Most of the leases managed by
Te Tumu Paeroa's property team are for the use of rural land.
We also, however negotiate leases for cutting rights, mineral extraction rights, housing tenancies and more.
Leases are generally for terms of up to 10 years and will often include a right of renewal within that term. They contain clauses for regular rent reviews as well as for inspection of the property. A lease may also include specific things that owners want such as implementation of a development plan, or erosion control or protection of urupā.
Rent amounts are negotiated on the basis of reports from registered valuers and other reports that help establish the market rental for the land.
Where the lessee agrees to make improvements to the land, market leases will generally reflect the improvements in the setting of the rent.
Perpetual Māori Reserved Land leases
Te Tumu Paeroa is responsible for administering some leases under the Māori Reserved Land Act 1955. These are leases established from the late 1800s on Māori land reserves or land that had been returned to Māori in compensation, and then leased out by the Public Trustee under perpetual leases. Under a perpetual lease, the lessee always has the right of renewal.
Under the original Act, rents were set at a certain rate (5% of the unimproved value of rural land or 4% for urban land) and were only reviewed every 21 years.

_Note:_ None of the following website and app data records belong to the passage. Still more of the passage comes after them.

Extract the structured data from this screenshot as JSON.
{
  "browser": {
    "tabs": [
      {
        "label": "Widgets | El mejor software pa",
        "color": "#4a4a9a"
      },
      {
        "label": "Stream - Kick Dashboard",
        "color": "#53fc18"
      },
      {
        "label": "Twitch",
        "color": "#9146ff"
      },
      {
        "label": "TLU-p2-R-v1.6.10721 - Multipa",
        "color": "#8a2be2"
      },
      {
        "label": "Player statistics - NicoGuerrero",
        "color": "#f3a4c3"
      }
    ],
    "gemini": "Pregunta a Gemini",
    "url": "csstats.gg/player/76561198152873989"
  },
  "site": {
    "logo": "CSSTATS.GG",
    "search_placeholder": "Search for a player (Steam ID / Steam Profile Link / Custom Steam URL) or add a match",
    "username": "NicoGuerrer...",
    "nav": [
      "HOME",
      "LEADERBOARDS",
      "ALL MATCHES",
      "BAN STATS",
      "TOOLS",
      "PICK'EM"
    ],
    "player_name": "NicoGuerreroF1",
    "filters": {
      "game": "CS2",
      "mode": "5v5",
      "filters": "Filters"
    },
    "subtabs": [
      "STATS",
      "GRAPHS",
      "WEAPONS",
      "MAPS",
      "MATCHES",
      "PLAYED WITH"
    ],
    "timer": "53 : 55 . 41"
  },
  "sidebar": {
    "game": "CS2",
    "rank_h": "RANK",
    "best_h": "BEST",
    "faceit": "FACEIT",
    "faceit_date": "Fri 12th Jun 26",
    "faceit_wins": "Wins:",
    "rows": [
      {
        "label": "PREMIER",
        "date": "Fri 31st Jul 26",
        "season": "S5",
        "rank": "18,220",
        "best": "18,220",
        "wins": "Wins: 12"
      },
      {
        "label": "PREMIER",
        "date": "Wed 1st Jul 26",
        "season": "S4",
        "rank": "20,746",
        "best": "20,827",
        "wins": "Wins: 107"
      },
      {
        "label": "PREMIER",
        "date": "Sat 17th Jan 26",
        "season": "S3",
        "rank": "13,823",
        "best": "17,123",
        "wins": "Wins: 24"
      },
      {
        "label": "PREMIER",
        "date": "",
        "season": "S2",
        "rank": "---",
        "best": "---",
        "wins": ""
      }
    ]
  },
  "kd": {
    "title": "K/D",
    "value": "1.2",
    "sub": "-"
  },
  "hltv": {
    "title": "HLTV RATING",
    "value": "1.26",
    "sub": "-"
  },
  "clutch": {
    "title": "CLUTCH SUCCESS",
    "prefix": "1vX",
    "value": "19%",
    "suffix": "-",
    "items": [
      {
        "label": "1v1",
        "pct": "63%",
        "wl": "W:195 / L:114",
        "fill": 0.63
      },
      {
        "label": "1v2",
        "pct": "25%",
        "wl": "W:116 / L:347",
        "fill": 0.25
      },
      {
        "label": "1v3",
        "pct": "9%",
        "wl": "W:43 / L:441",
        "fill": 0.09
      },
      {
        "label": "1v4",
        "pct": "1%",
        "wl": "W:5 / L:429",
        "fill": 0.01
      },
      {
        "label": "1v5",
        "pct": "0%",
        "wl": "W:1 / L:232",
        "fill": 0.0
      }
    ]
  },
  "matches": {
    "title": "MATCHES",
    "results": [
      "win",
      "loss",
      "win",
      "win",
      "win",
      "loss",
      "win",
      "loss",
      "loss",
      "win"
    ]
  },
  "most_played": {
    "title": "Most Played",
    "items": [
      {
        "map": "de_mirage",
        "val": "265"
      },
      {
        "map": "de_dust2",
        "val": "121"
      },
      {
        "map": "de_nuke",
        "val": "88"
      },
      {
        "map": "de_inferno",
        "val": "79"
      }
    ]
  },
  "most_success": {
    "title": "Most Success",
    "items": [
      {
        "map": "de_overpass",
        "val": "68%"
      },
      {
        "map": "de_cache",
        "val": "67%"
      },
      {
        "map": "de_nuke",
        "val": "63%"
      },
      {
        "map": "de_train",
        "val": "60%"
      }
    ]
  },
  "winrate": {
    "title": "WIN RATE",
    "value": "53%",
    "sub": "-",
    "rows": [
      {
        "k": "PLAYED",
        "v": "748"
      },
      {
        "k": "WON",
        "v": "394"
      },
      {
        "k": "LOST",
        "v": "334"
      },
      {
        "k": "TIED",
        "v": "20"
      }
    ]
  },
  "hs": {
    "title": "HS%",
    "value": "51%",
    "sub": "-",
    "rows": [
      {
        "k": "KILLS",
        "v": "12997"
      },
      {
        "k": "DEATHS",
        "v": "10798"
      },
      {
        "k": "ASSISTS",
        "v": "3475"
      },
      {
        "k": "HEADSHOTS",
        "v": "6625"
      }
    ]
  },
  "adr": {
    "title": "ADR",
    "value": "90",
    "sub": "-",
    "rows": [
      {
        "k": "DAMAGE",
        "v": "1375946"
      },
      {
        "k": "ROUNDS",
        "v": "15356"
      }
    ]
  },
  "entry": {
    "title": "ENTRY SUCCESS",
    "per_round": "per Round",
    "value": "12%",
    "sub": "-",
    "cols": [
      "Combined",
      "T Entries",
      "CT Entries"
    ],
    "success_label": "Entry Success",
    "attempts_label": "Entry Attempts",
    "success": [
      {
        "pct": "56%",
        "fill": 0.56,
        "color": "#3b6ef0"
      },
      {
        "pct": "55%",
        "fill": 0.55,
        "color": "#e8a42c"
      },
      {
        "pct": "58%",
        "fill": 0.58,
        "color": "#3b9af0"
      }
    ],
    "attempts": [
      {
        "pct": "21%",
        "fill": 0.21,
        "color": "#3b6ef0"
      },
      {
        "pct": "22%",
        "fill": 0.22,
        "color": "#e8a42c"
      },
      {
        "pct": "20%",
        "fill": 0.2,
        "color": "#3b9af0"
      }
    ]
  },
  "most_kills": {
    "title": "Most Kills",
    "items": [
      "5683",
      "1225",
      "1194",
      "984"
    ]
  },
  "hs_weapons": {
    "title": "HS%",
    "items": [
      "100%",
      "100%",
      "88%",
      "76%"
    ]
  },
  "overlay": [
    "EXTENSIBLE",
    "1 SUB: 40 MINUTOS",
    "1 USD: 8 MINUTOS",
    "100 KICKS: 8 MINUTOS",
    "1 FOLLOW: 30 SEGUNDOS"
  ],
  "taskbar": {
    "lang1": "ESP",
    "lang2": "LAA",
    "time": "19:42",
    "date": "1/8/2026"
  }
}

These leases were intended to deliver benefits to all parties in their day, giving certainty of tenure to lessees and certainty of income to owners. What was not forseen however, were the effects of inflation leading to very low rentals and financial barriers for owners who wanted to take their land back.
The Māori Reserved Land Act 1997 kept the right of lessees to perpetually renew their leases, but moved to market rents that would be reviewed at least every seven years.
Te Tumu Paeroa has in many cases negotiated an end to the perpetual leases, replacing them with set term leases.
Māori Land Court appointed lease management
Where there is no management structure (e.g. a trust) for the block, and the owners wish to take up a proposal to lease, the Māori Land Court can call a meeting of owners where the lessee's proposal is presented. If the owners agree to the lease, the Māori Land Court will then appoint an agent (often the Māori Trustee as head of
Te Tumu Paeroa) to negotiate and manage the lease.
The lease agreement is then managed by Te Tumu Paeroa.